*What you are asked to do:*
Answer with the number of lines in the records that contain "label" and with nothing else.

*Given data:*
:::::

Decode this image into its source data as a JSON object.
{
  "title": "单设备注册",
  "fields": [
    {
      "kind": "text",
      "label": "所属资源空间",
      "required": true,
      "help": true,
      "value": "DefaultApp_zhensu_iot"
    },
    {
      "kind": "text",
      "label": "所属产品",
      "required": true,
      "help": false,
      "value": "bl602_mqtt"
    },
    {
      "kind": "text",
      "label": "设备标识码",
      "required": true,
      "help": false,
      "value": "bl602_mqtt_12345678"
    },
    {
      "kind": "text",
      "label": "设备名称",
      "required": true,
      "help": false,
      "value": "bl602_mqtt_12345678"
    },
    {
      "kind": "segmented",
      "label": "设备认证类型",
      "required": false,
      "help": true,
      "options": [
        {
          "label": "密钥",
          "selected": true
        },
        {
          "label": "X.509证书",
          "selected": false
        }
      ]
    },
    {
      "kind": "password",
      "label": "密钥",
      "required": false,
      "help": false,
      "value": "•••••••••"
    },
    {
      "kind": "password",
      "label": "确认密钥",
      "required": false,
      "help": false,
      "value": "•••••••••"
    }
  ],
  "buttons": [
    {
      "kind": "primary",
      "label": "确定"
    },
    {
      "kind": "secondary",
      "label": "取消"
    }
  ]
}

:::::

*Solution to this task:*
11